Everything in the entries except the pictures must be repeated exactly.

• Information supplied
**********

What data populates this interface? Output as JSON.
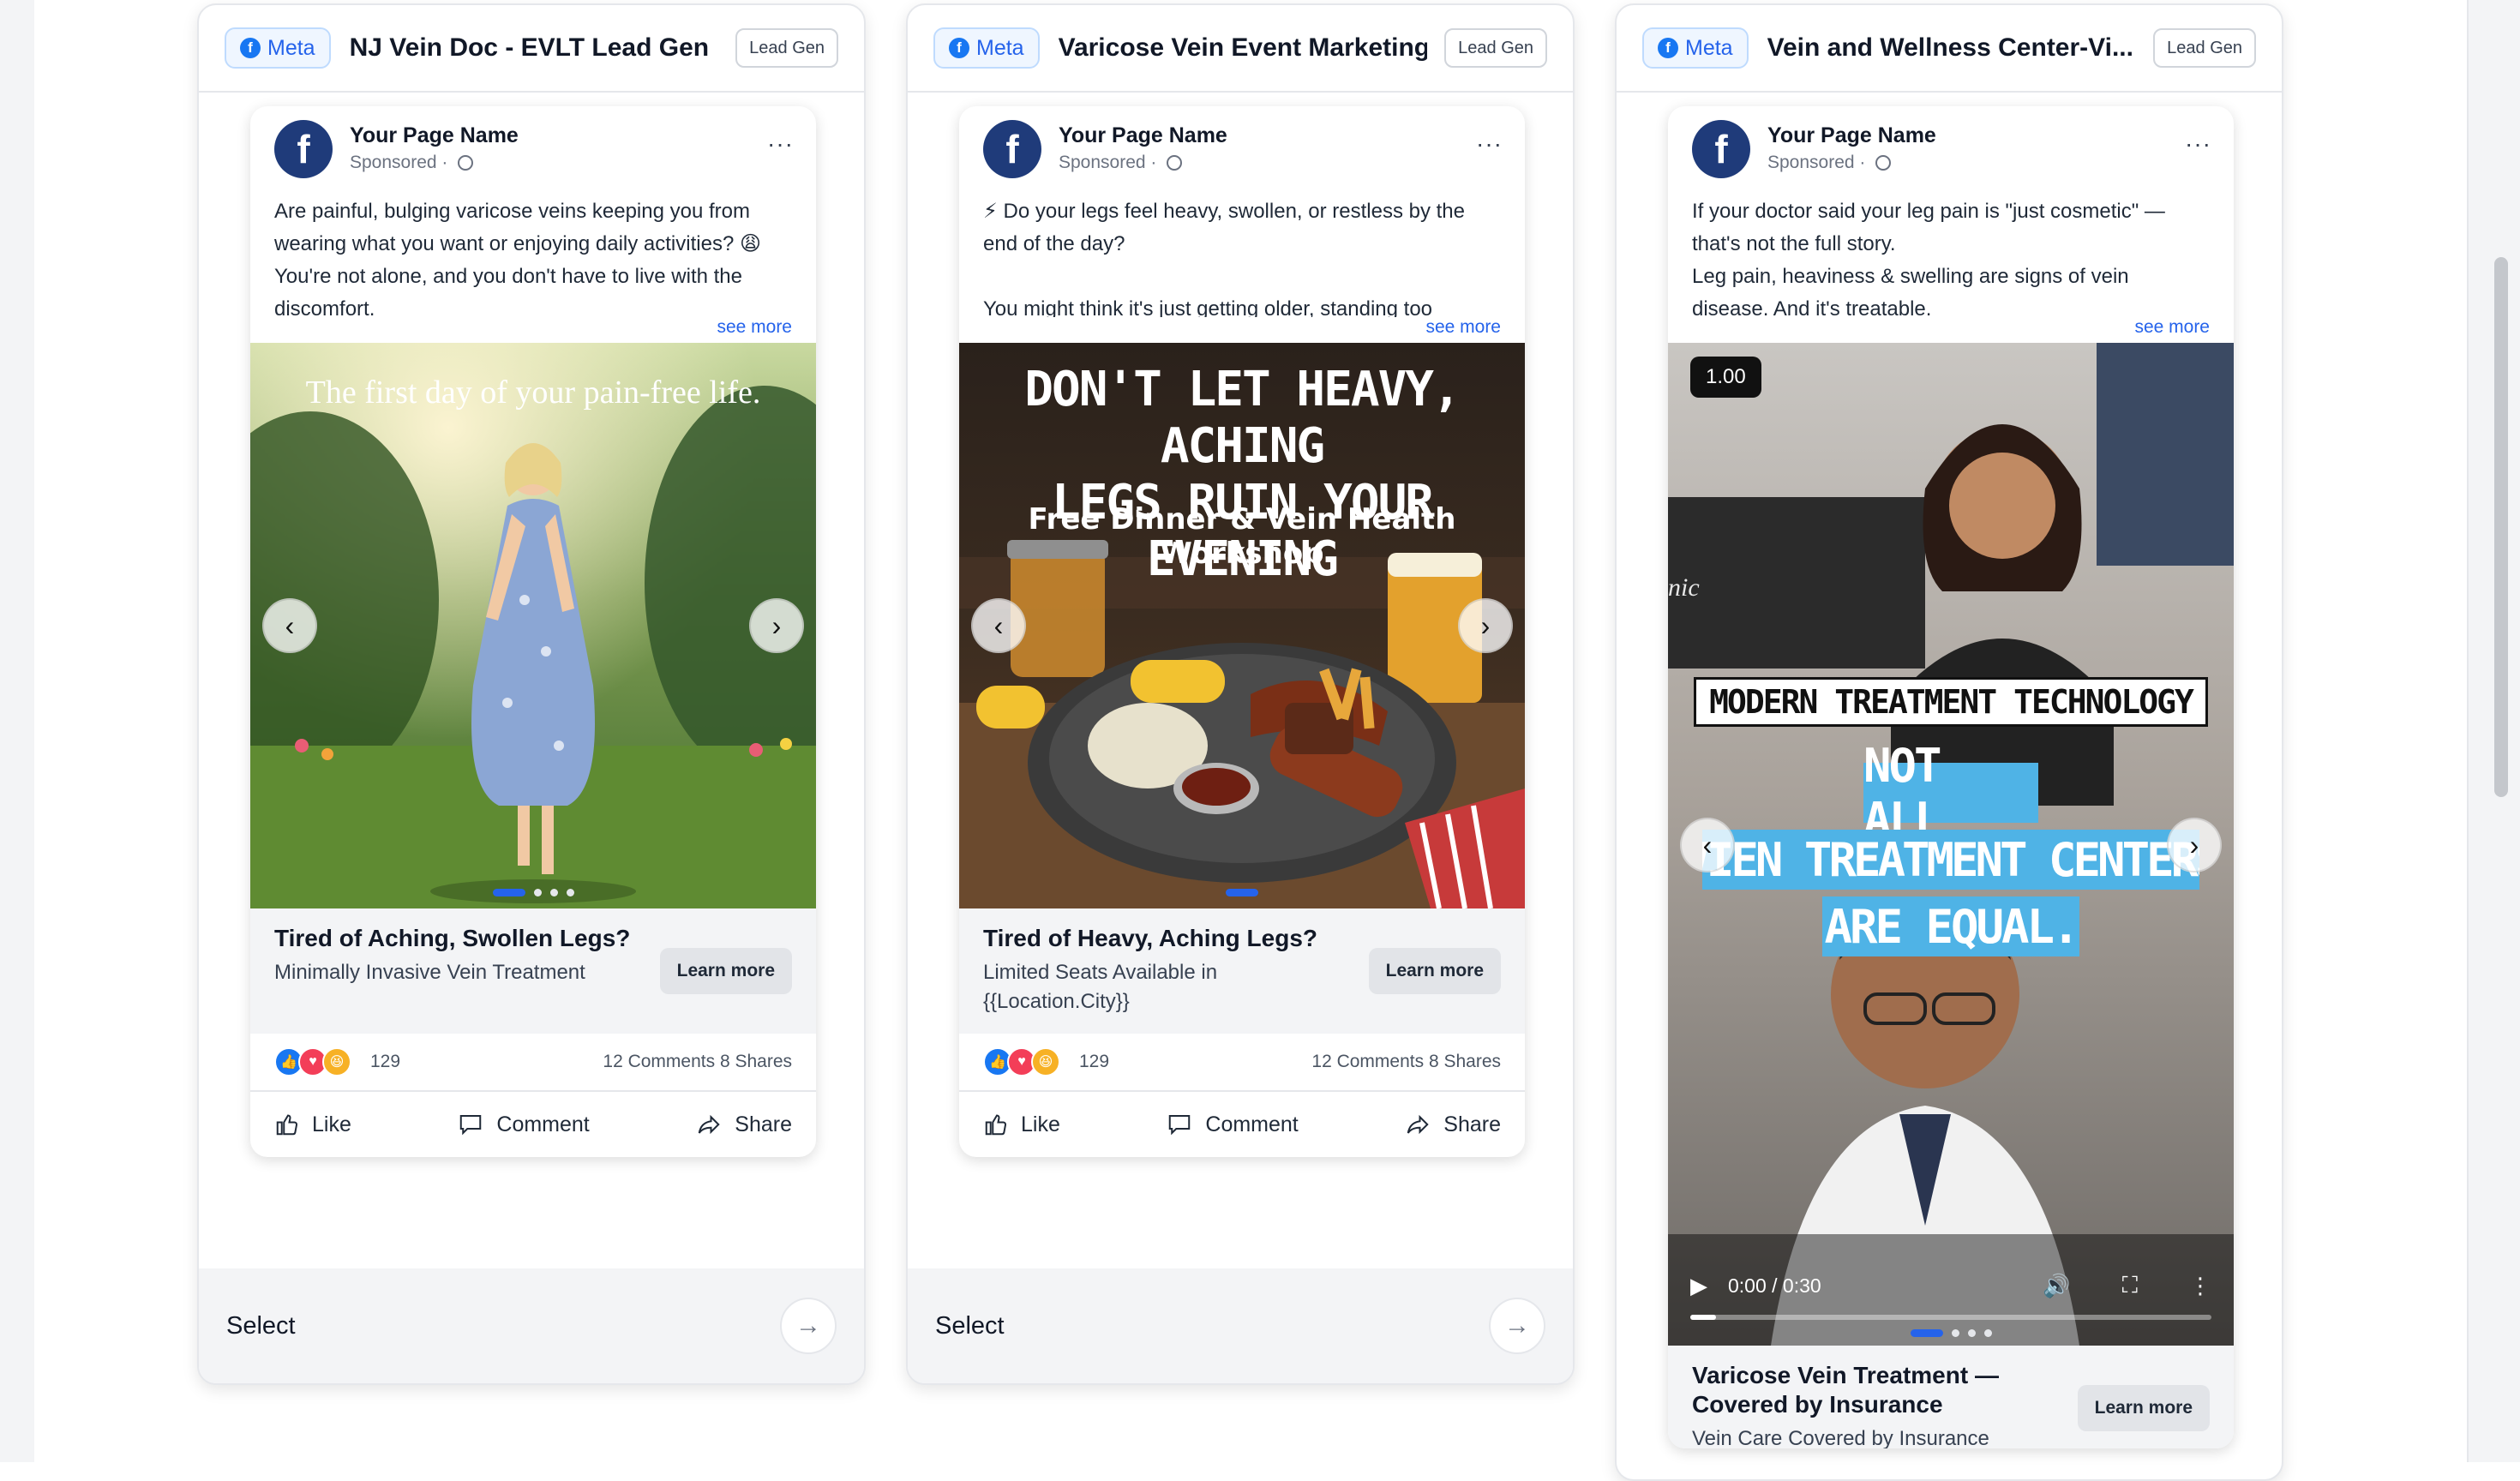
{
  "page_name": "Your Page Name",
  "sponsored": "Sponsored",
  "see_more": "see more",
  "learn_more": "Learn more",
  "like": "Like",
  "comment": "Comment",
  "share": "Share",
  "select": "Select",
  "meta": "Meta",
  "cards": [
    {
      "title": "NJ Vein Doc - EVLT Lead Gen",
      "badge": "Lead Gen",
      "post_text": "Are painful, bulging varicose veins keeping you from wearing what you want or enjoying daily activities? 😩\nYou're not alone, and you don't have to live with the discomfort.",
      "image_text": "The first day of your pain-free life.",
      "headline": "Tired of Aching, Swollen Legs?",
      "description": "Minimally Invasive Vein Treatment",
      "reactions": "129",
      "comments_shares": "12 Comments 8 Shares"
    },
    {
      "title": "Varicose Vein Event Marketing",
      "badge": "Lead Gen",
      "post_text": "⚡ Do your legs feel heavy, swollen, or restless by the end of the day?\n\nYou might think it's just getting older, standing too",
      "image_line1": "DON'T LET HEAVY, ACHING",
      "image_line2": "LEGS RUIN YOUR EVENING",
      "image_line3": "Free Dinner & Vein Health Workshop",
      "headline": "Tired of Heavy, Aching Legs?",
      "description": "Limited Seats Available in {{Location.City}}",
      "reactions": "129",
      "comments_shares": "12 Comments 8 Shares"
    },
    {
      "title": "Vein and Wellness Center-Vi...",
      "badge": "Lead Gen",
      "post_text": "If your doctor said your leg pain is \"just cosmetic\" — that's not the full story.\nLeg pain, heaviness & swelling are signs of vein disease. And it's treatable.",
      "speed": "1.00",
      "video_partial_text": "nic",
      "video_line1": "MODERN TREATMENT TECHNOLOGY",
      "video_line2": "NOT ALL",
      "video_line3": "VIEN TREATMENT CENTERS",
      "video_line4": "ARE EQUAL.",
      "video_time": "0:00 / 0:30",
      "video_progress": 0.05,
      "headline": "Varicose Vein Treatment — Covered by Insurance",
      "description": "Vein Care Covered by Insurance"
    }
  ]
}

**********

• Task solution
What data populates this interface? Output as JSON.
{
  "page_name": "Your Page Name",
  "sponsored": "Sponsored",
  "see_more": "see more",
  "learn_more": "Learn more",
  "like": "Like",
  "comment": "Comment",
  "share": "Share",
  "select": "Select",
  "meta": "Meta",
  "cards": [
    {
      "title": "NJ Vein Doc - EVLT Lead Gen",
      "badge": "Lead Gen",
      "post_text": "Are painful, bulging varicose veins keeping you from wearing what you want or enjoying daily activities? 😩\nYou're not alone, and you don't have to live with the discomfort.",
      "image_text": "The first day of your pain-free life.",
      "headline": "Tired of Aching, Swollen Legs?",
      "description": "Minimally Invasive Vein Treatment",
      "reactions": "129",
      "comments_shares": "12 Comments 8 Shares"
    },
    {
      "title": "Varicose Vein Event Marketing",
      "badge": "Lead Gen",
      "post_text": "⚡ Do your legs feel heavy, swollen, or restless by the end of the day?\n\nYou might think it's just getting older, standing too",
      "image_line1": "DON'T LET HEAVY, ACHING",
      "image_line2": "LEGS RUIN YOUR EVENING",
      "image_line3": "Free Dinner & Vein Health Workshop",
      "headline": "Tired of Heavy, Aching Legs?",
      "description": "Limited Seats Available in {{Location.City}}",
      "reactions": "129",
      "comments_shares": "12 Comments 8 Shares"
    },
    {
      "title": "Vein and Wellness Center-Vi...",
      "badge": "Lead Gen",
      "post_text": "If your doctor said your leg pain is \"just cosmetic\" — that's not the full story.\nLeg pain, heaviness & swelling are signs of vein disease. And it's treatable.",
      "speed": "1.00",
      "video_partial_text": "nic",
      "video_line1": "MODERN TREATMENT TECHNOLOGY",
      "video_line2": "NOT ALL",
      "video_line3": "VIEN TREATMENT CENTERS",
      "video_line4": "ARE EQUAL.",
      "video_time": "0:00 / 0:30",
      "video_progress": 0.05,
      "headline": "Varicose Vein Treatment — Covered by Insurance",
      "description": "Vein Care Covered by Insurance"
    }
  ]
}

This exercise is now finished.